Promoting local heritage and global cooperation
Cindy Perez may have grown up in a low-income home in Hacienda Heights, an area with a concentration of Spanish-speaking residents east of Los Angeles, California, but she made the most of the opportunities available to her. Competing in track and water polo, she was named a scholar athlete. Interested in government and world affairs since childhood, she excelled in high school and earned a scholarship from MEChA—Movimiento Estudiantil Chicano de Aztlán. Cindy became secretary to the organization, which considers much of North America to be a region named Aztlán, based on ancient civilizations. It aims to inform young Hispanics about the culture and history of indigenous peoples and instill pride in the Chicano identity as well as work toward a society free of exploitation, prejudice, sexism, and homophobia. Members value education but if it means a loss of cultural identity, they consider MEChA a responsibility that is of greater importance than personal achievement.
Cindy earned two other scholarships, one from the California Scholarship Federation through her high school and one from the city of La Puente, and soon made the dean’s honor roll at San Diego State University, where she is majoring in international security and conflict resolution (ISCOR) with an emphasis in conflict, cooperation, and resolution. She also joined the ISCOR Student Society, a network and support system for those interested in peaceful conflict resolution activities. Broadening her collegiate interests, Cindy became a member of the Cultural Arts and Special Events board through Associated Students, helping to plan and coordinate many of the concerts, lectures, and student activities on campus.

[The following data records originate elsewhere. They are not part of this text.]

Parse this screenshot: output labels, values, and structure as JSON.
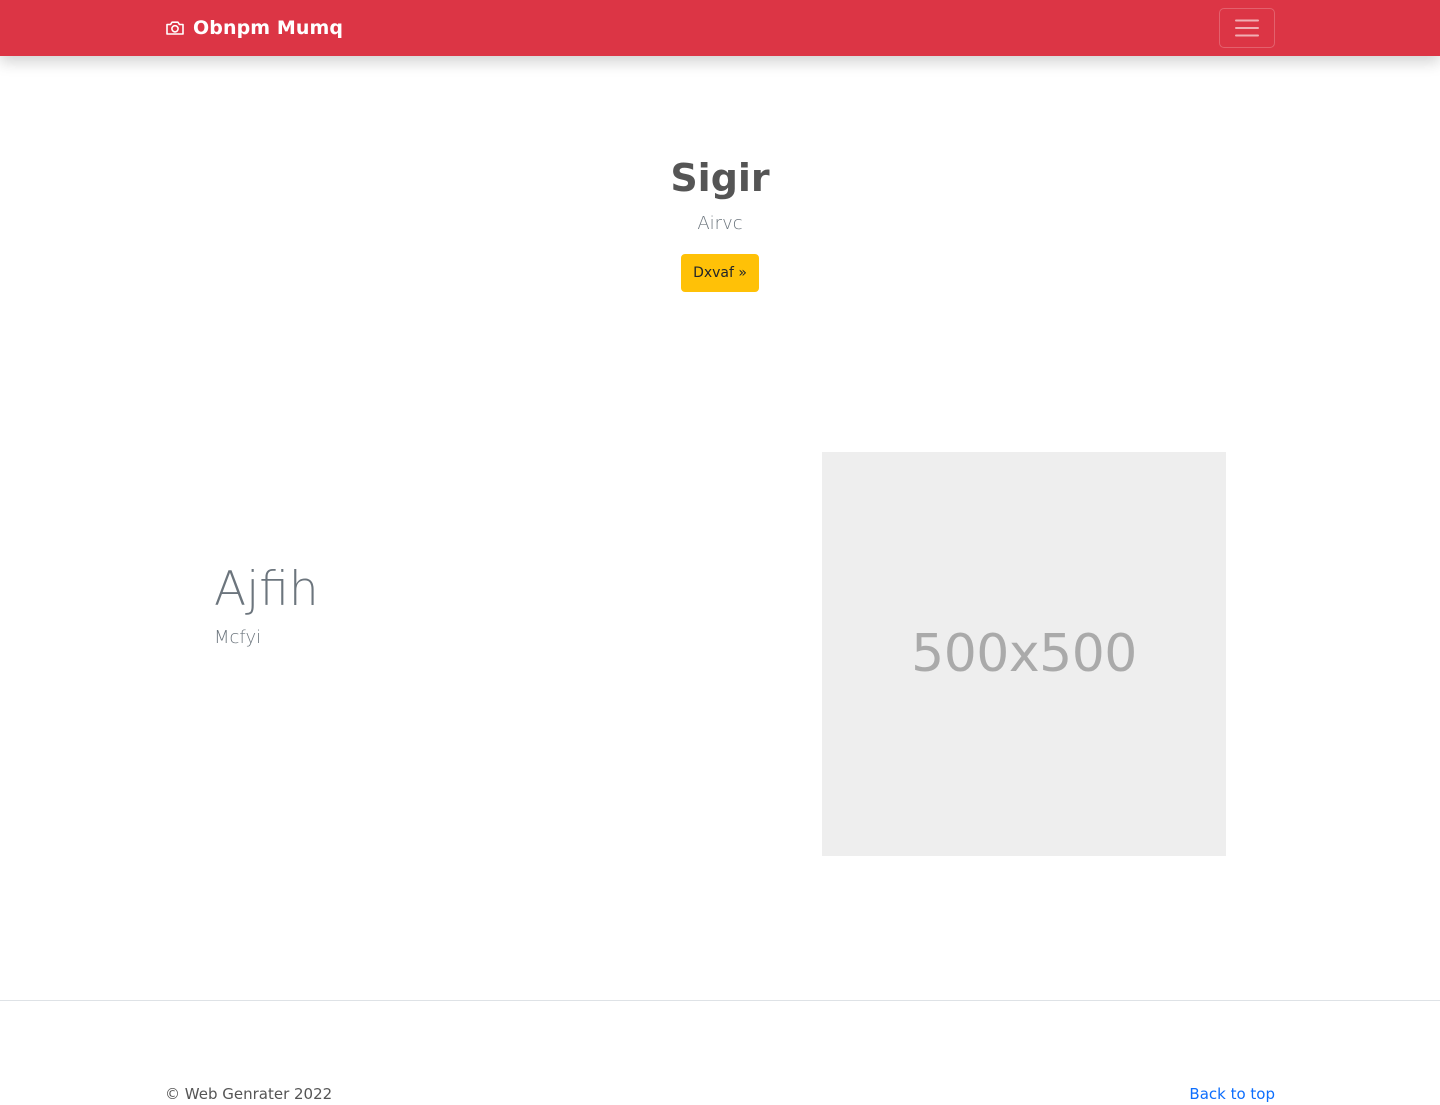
{
  "navbar": {
    "brand": "Obnpm Mumq",
    "brand_icon": "camera-icon",
    "toggler_icon": "hamburger-menu-icon",
    "background_color": "#dc3545"
  },
  "hero": {
    "title": "Sigir",
    "lead": "Airvc",
    "button_label": "Dxvaf »",
    "button_color": "#ffc107"
  },
  "feature": {
    "heading": "Ajfih",
    "lead": "Mcfyi",
    "image_placeholder_text": "500x500"
  },
  "footer": {
    "copyright": "© Web Genrater 2022",
    "back_to_top": "Back to top",
    "link_color": "#0d6efd"
  }
}
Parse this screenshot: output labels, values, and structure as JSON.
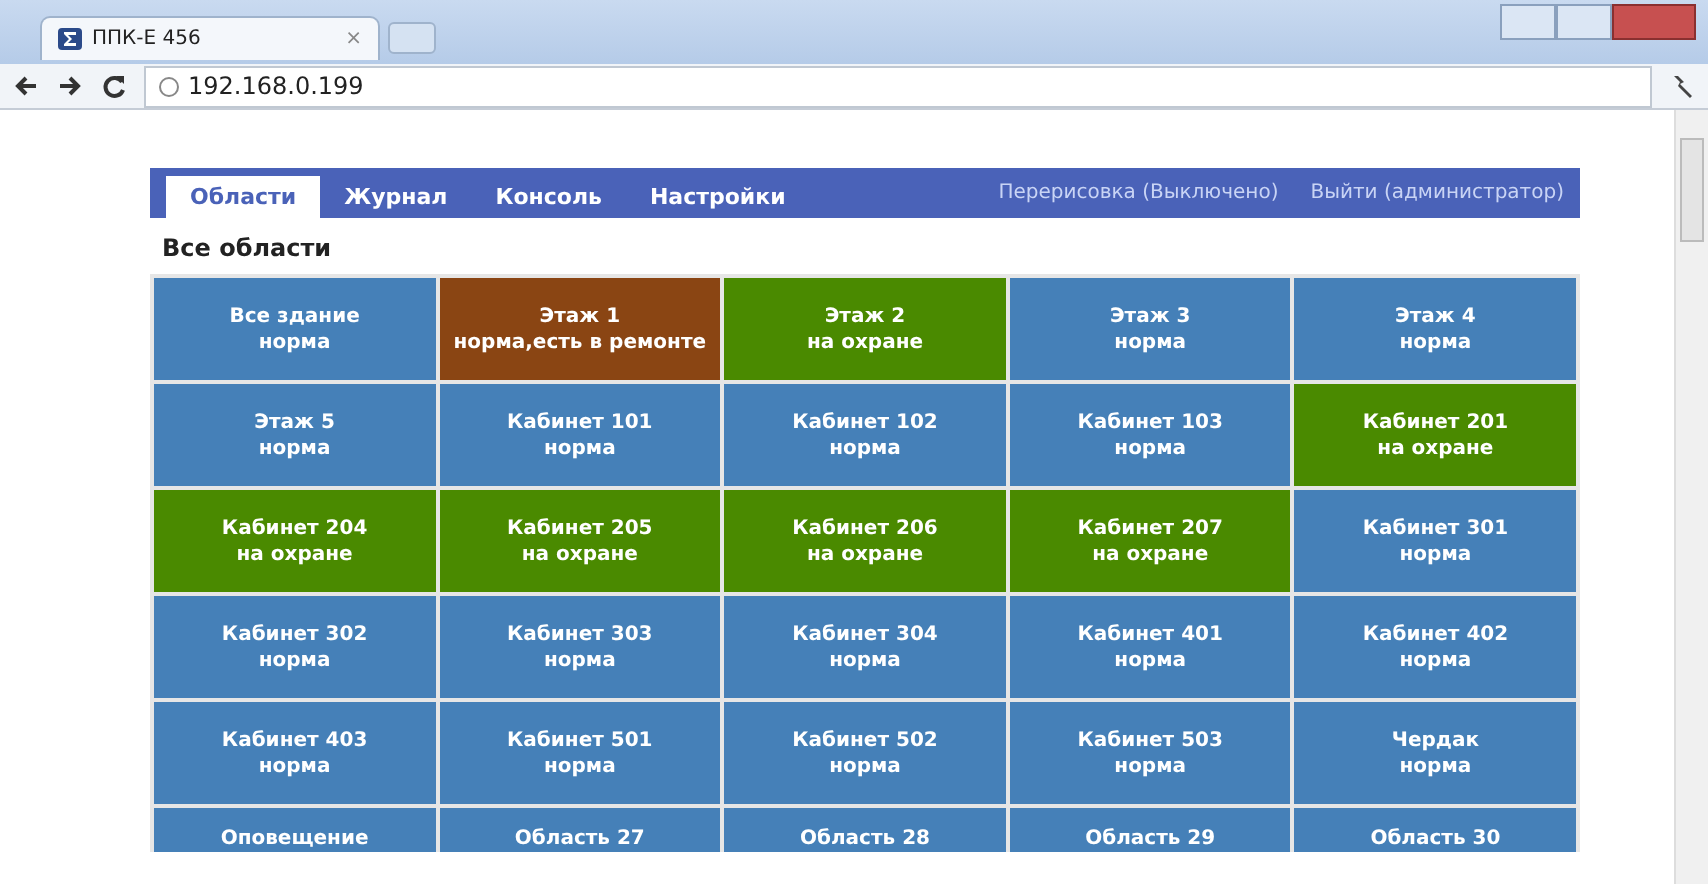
{
  "browser": {
    "tab_title": "ППК-Е 456",
    "tab_close": "×",
    "address": "192.168.0.199"
  },
  "nav": {
    "tabs": [
      {
        "label": "Области",
        "selected": true
      },
      {
        "label": "Журнал",
        "selected": false
      },
      {
        "label": "Консоль",
        "selected": false
      },
      {
        "label": "Настройки",
        "selected": false
      }
    ],
    "links": [
      "Перерисовка (Выключено)",
      "Выйти (администратор)"
    ]
  },
  "heading": "Все области",
  "areas": [
    {
      "name": "Все здание",
      "status": "норма",
      "color": "#4580b8"
    },
    {
      "name": "Этаж 1",
      "status": "норма,есть в ремонте",
      "color": "#8a4513"
    },
    {
      "name": "Этаж 2",
      "status": "на охране",
      "color": "#4a8a00"
    },
    {
      "name": "Этаж 3",
      "status": "норма",
      "color": "#4580b8"
    },
    {
      "name": "Этаж 4",
      "status": "норма",
      "color": "#4580b8"
    },
    {
      "name": "Этаж 5",
      "status": "норма",
      "color": "#4580b8"
    },
    {
      "name": "Кабинет 101",
      "status": "норма",
      "color": "#4580b8"
    },
    {
      "name": "Кабинет 102",
      "status": "норма",
      "color": "#4580b8"
    },
    {
      "name": "Кабинет 103",
      "status": "норма",
      "color": "#4580b8"
    },
    {
      "name": "Кабинет 201",
      "status": "на охране",
      "color": "#4a8a00"
    },
    {
      "name": "Кабинет 204",
      "status": "на охране",
      "color": "#4a8a00"
    },
    {
      "name": "Кабинет 205",
      "status": "на охране",
      "color": "#4a8a00"
    },
    {
      "name": "Кабинет 206",
      "status": "на охране",
      "color": "#4a8a00"
    },
    {
      "name": "Кабинет 207",
      "status": "на охране",
      "color": "#4a8a00"
    },
    {
      "name": "Кабинет 301",
      "status": "норма",
      "color": "#4580b8"
    },
    {
      "name": "Кабинет 302",
      "status": "норма",
      "color": "#4580b8"
    },
    {
      "name": "Кабинет 303",
      "status": "норма",
      "color": "#4580b8"
    },
    {
      "name": "Кабинет 304",
      "status": "норма",
      "color": "#4580b8"
    },
    {
      "name": "Кабинет 401",
      "status": "норма",
      "color": "#4580b8"
    },
    {
      "name": "Кабинет 402",
      "status": "норма",
      "color": "#4580b8"
    },
    {
      "name": "Кабинет 403",
      "status": "норма",
      "color": "#4580b8"
    },
    {
      "name": "Кабинет 501",
      "status": "норма",
      "color": "#4580b8"
    },
    {
      "name": "Кабинет 502",
      "status": "норма",
      "color": "#4580b8"
    },
    {
      "name": "Кабинет 503",
      "status": "норма",
      "color": "#4580b8"
    },
    {
      "name": "Чердак",
      "status": "норма",
      "color": "#4580b8"
    },
    {
      "name": "Оповещение",
      "color": "#4580b8"
    },
    {
      "name": "Область 27",
      "color": "#4580b8"
    },
    {
      "name": "Область 28",
      "color": "#4580b8"
    },
    {
      "name": "Область 29",
      "color": "#4580b8"
    },
    {
      "name": "Область 30",
      "color": "#4580b8"
    }
  ]
}
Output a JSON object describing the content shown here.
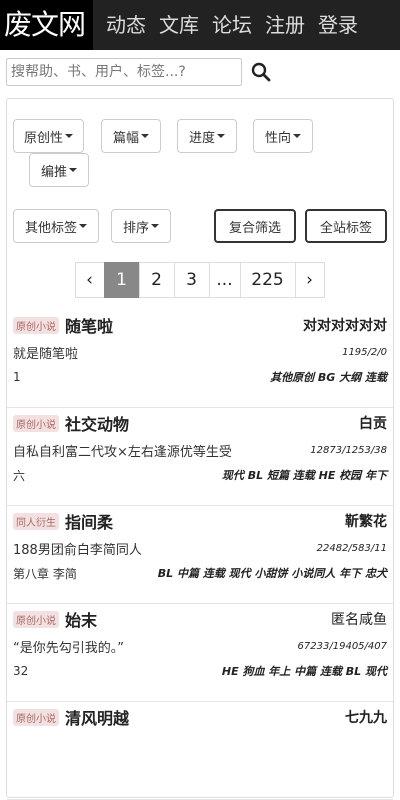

To supplement her scholarships, she worked as a life guard in the summer, and then during the school year she has worked for the Office of Educational Opportunity Programs and Ethnic Affairs as an assistant recruiting agent. In her second year on the job, she became “the lead RA,” she says. Her advisors compliment her passion to help others, her willingness to challenge herself, her sense of focus, and long-range planning. Her EOP counselor adds that “Cindy balances her studies, employment, and campus activities well, developing her sense of professionalism in the process.”
Entering her junior year at SDSU, Cindy hopes to get the chance to travel abroad and learn from other cultures and governments. Her diplomatic instincts lead her to want to understand foreign misconceptions about America and how we could help to change them. “Considering how world events affect our communities, it is important to know why they occurred, how the people of those nations feel, and what can be done in order to prevent further conflicts.”